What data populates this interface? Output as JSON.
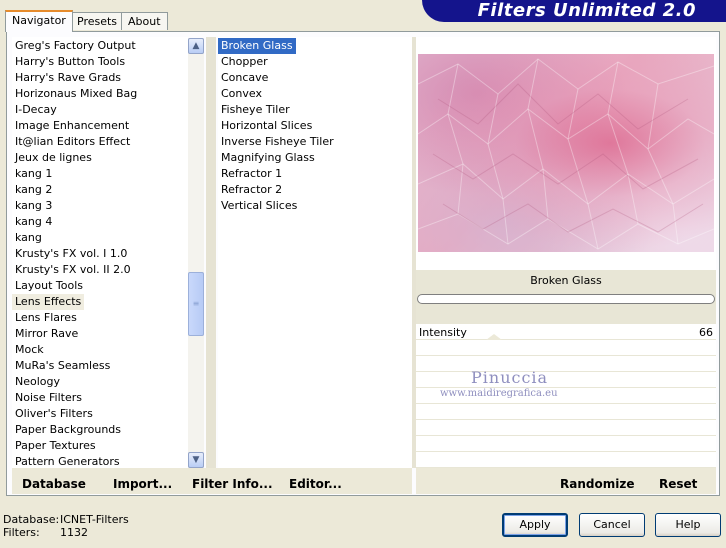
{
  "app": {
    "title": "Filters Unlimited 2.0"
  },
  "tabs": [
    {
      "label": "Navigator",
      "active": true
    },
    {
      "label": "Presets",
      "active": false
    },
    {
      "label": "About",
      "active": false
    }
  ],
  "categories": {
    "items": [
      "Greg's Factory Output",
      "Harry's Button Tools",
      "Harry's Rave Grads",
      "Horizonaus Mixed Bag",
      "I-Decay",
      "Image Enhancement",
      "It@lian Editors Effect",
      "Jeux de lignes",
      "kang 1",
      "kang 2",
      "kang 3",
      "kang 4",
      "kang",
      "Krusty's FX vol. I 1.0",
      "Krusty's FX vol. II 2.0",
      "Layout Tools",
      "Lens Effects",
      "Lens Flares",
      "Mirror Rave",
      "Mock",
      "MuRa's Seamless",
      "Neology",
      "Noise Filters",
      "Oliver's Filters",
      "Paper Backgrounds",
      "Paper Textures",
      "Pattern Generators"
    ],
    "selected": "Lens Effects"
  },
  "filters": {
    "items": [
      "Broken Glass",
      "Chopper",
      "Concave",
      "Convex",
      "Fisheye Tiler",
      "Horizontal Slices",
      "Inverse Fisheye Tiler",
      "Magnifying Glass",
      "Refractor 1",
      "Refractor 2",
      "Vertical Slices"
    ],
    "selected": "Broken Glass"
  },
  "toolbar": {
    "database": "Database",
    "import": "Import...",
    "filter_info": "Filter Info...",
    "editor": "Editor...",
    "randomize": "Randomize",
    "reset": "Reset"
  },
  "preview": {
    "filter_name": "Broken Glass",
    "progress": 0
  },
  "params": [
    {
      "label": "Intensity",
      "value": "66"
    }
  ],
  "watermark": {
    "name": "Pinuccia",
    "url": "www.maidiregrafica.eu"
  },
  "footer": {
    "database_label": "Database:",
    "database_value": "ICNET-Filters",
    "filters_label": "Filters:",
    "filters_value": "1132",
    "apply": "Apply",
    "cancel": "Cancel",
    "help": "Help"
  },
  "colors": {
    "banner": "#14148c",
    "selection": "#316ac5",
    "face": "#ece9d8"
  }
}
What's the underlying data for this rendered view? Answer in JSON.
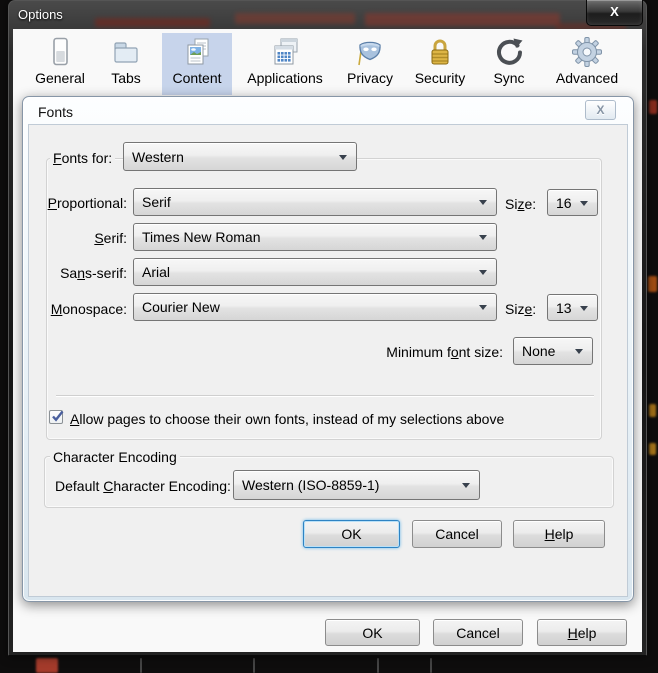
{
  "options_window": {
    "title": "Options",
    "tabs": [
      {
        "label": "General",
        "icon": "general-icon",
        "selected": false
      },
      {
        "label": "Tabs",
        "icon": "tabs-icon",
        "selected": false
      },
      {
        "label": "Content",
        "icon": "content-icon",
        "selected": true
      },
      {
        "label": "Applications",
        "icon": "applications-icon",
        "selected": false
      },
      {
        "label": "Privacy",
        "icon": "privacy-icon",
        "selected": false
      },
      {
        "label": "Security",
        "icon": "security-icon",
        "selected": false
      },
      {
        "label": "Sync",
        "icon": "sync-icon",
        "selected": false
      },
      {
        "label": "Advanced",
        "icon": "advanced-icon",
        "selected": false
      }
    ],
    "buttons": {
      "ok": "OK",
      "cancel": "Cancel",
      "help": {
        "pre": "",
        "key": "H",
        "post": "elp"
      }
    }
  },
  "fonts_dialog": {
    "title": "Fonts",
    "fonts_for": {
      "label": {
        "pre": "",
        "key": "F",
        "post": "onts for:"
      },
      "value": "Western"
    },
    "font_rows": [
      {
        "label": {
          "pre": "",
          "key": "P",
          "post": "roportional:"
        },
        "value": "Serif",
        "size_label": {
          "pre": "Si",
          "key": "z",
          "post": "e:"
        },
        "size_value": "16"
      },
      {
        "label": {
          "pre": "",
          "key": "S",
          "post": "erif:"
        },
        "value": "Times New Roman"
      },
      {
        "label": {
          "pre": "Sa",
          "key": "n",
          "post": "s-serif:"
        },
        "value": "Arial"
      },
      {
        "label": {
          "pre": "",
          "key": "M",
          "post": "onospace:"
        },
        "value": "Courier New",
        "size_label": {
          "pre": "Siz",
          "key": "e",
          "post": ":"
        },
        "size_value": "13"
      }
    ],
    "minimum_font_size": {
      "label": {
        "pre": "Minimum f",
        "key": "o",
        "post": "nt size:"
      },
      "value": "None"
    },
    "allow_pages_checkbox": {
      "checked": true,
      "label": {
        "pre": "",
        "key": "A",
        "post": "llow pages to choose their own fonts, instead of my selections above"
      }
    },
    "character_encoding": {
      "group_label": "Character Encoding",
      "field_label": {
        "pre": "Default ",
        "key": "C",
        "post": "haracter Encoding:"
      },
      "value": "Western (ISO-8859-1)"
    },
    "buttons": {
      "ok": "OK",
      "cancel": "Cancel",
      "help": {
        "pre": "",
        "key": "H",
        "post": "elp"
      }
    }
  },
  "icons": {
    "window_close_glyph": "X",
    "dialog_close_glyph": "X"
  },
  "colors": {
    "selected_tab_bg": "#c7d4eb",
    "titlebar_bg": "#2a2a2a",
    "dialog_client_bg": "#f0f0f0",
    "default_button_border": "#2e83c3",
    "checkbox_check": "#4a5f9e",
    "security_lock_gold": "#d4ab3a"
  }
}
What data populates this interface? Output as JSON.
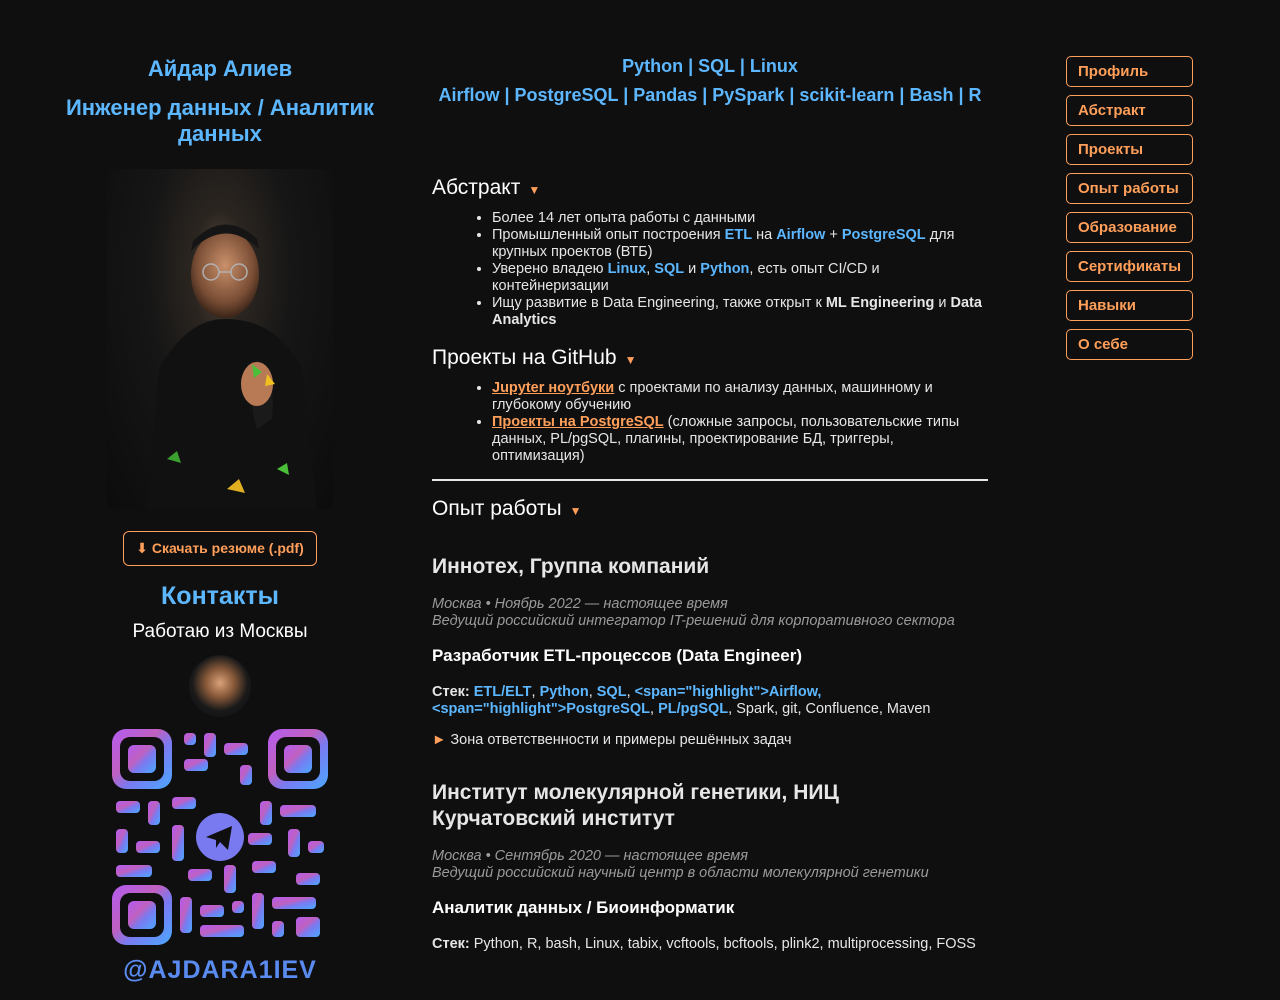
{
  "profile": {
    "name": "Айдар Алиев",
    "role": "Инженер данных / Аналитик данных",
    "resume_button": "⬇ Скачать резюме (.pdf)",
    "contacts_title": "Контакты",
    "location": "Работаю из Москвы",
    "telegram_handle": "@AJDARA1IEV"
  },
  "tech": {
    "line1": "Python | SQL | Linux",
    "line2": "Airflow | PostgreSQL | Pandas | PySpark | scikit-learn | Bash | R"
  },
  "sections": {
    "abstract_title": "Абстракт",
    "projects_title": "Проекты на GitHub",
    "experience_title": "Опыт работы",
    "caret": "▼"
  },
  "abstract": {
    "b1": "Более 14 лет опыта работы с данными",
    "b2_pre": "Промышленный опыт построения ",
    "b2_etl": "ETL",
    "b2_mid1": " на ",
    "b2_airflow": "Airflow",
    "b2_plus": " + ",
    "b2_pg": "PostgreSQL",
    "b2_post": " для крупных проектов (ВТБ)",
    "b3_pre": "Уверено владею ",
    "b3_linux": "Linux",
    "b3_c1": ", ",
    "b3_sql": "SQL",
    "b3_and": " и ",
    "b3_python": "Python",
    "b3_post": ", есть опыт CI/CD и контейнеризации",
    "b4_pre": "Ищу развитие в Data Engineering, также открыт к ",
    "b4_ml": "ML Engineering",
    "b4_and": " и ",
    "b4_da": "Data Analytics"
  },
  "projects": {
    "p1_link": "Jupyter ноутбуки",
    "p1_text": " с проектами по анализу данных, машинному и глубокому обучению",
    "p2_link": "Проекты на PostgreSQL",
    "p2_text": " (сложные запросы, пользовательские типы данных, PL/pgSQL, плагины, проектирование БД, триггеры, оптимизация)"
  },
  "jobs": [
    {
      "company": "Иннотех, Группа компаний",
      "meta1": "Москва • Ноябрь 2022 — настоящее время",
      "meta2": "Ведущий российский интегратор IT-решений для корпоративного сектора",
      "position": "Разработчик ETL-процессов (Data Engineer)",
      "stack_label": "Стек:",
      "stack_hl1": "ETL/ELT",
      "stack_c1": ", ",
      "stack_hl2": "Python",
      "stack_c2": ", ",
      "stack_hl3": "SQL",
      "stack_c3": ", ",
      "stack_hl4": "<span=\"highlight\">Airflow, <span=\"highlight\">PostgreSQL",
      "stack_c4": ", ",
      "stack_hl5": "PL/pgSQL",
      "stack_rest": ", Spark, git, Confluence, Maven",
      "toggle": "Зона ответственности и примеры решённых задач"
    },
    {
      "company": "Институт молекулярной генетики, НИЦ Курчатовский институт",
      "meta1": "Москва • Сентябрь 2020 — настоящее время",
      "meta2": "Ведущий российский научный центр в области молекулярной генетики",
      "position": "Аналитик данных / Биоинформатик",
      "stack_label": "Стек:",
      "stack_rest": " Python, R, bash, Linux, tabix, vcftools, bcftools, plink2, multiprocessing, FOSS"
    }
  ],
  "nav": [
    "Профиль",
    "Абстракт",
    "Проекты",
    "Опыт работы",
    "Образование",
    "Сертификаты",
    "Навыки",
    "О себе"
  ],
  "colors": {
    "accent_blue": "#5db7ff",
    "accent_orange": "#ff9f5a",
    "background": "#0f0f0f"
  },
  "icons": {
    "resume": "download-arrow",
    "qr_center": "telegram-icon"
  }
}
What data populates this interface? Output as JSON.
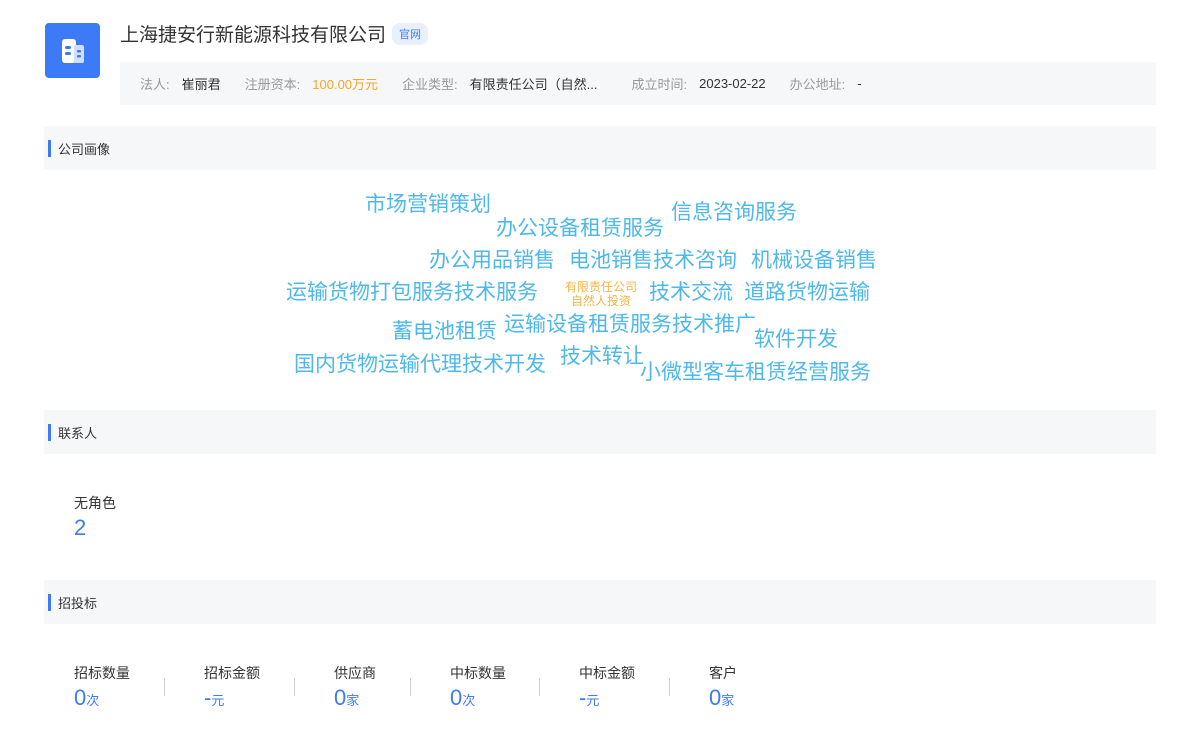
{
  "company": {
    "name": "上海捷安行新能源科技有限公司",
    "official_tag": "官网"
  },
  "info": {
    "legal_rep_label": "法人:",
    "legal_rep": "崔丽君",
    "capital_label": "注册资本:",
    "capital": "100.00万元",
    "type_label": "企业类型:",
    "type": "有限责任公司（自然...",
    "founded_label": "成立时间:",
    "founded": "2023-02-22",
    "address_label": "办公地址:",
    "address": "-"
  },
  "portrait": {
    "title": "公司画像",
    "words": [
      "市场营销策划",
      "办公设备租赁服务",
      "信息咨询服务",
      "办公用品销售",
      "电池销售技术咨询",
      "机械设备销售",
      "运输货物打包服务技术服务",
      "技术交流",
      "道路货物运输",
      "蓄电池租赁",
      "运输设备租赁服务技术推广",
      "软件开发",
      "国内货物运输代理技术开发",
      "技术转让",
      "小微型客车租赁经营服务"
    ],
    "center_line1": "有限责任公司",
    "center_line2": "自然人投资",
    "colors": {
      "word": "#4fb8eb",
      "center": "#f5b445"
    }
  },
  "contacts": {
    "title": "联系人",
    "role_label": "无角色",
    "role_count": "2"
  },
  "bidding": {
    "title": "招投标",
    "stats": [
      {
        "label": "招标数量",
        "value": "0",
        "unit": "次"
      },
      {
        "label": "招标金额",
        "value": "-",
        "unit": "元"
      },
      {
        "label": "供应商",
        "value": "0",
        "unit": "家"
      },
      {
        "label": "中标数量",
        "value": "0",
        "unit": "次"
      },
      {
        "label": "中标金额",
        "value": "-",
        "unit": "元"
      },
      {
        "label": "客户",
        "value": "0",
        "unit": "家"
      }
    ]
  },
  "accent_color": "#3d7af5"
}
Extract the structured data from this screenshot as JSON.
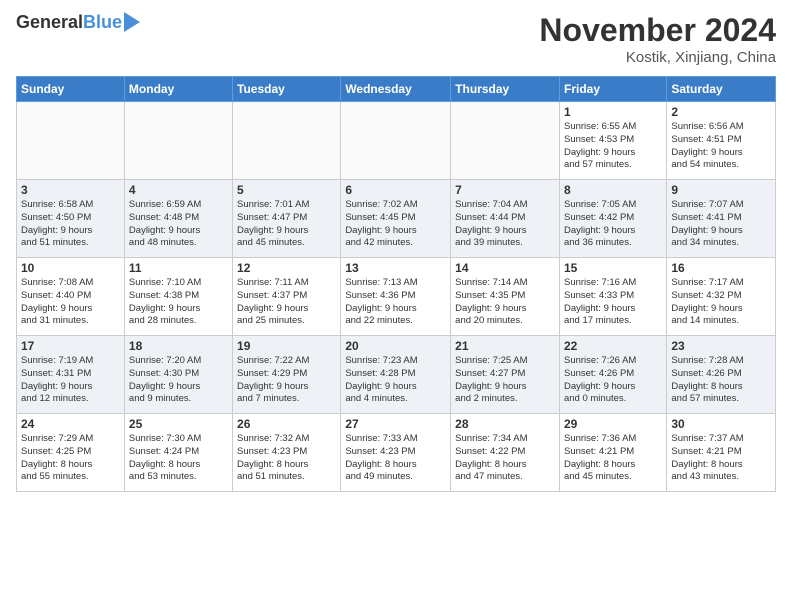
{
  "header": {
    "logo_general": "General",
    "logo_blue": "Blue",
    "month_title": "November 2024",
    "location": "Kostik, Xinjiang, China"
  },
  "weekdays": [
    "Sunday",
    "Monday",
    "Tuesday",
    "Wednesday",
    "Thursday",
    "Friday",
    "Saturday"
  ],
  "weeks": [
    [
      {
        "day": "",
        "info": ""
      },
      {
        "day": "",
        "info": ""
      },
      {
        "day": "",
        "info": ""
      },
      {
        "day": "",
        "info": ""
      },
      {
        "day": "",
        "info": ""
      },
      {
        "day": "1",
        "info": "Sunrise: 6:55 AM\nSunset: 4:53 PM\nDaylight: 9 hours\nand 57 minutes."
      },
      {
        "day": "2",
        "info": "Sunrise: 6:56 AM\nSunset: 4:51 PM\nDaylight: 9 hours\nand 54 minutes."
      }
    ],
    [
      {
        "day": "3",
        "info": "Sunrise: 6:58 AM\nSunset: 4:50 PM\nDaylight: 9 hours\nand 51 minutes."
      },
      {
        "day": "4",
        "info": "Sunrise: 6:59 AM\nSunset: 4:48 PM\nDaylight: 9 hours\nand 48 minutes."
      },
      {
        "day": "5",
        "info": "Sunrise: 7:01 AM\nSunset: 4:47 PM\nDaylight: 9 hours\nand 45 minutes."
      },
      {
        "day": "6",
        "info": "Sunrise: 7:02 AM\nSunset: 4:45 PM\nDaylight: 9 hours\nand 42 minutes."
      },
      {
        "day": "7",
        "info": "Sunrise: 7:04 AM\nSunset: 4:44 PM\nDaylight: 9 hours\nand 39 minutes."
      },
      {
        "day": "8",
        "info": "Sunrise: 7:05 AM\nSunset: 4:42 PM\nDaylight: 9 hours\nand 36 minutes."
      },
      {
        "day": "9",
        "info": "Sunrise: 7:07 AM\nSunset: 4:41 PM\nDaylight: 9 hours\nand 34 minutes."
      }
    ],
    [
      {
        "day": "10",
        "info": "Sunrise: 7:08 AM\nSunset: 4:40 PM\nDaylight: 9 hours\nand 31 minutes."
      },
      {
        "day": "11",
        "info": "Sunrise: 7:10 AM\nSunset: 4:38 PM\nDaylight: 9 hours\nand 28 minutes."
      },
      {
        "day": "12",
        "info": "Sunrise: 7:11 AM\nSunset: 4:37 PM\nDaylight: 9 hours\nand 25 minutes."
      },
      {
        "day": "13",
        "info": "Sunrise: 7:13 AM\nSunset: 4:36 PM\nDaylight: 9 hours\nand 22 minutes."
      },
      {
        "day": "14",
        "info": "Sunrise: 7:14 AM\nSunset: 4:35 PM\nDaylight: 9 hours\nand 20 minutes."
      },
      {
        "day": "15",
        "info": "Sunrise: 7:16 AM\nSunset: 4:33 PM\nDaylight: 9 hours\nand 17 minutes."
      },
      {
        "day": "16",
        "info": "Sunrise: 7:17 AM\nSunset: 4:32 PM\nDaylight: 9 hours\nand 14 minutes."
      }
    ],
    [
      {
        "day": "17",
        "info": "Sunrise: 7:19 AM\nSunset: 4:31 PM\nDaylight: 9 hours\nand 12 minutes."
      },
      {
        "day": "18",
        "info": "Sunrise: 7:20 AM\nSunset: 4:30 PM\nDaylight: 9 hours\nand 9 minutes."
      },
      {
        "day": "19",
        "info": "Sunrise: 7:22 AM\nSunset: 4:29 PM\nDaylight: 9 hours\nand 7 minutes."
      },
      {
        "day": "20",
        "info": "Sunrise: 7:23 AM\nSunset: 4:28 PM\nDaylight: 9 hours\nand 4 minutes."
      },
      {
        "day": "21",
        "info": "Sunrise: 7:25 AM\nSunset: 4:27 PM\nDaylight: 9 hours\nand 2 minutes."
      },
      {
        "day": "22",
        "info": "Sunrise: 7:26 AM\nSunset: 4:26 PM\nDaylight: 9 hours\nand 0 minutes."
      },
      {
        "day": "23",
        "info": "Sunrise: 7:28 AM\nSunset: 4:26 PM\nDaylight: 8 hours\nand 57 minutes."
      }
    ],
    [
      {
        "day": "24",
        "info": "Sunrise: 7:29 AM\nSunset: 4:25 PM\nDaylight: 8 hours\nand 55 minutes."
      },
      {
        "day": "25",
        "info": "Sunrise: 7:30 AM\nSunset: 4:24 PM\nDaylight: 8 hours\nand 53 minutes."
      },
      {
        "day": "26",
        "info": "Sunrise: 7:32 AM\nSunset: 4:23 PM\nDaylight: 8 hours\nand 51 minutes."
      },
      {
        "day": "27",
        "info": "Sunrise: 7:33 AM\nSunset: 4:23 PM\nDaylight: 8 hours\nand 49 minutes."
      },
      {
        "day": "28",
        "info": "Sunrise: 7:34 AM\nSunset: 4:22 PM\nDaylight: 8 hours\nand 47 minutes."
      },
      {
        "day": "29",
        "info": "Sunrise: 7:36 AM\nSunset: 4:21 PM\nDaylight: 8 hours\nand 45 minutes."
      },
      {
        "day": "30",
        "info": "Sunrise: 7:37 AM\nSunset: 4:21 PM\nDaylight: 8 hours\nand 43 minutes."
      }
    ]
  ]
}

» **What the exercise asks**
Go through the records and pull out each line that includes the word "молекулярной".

» **Response below**
      "company": "Институт молекулярной генетики, НИЦ Курчатовский институт",
      "meta2": "Ведущий российский научный центр в области молекулярной генетики",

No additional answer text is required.